“And you don’t know where she is?”
“Unfortunately not. I suppose death is as random as life.” I passed the photograph back, Ilsa’s black and white avatar that was now his only companion. “Will you come again, Frieda? It would be nice to talk to someone for a change.”
“Of course I will, Paul. Do I just turn up or do I need to bring a few pairs of hands with me?”
“No, just turn up. I’ll know you’re here.” He began to fade. “I’ll wait for the icy blast to blow through the house.”
“Am I that cold?”
“Perishing,” he said. His face was gone when his voice added, “cold as the grave.”

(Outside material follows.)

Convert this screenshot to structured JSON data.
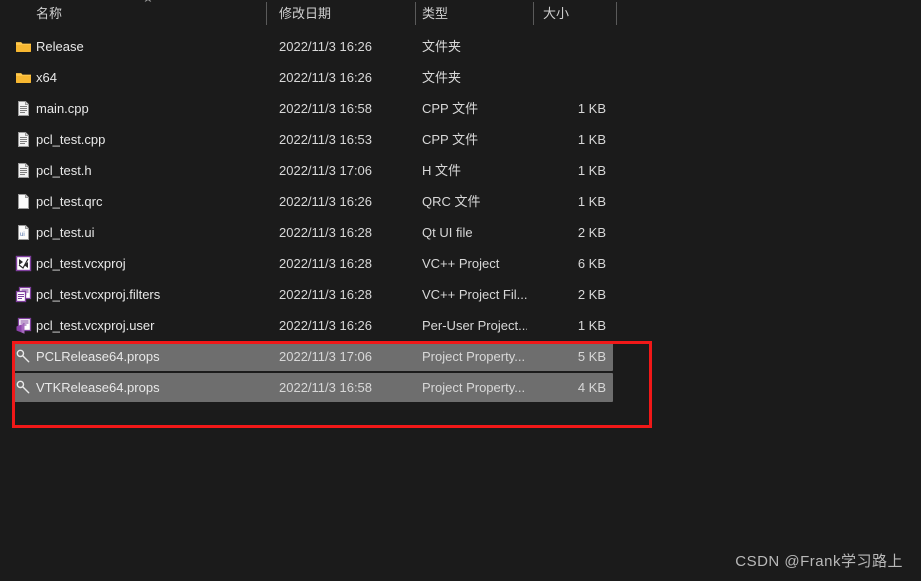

For all the books, all the spells and incantations, all the numerology and secret alphabets, none of my attempts to raise the dead had come this close to communicating with a corpse. Sure, I reversed the effects of Veronique’s exorcism, but I needed more than that. Lena pulled Micky Redwall out of his grave in England, but when the blood ran out he went straight back into it. I wanted more than that. I wanted Lena back, in the flesh, breathing, eating, reanimated as if she had never plunged off the side of Honister Crag.
Being here amongst the gossiping ladies of Alessandra’s supernatural social circle had given me a clue, and perhaps Paul would have other insights to help. But if Rosa and four pairs of hands could summon the dead, then maybe there was a scientific avenue to be followed, a series of experiments to be tested until solid organic matter could be stolen from the other side.
And who better to communicate with the dead than the undead. Was I in a position to be the perfect medium? I had nothing to lose and all the time in the world to find out. I left the room intact and the bowl in place with a fresh complimentary apple; a parting gift for Alessandra’s troubles.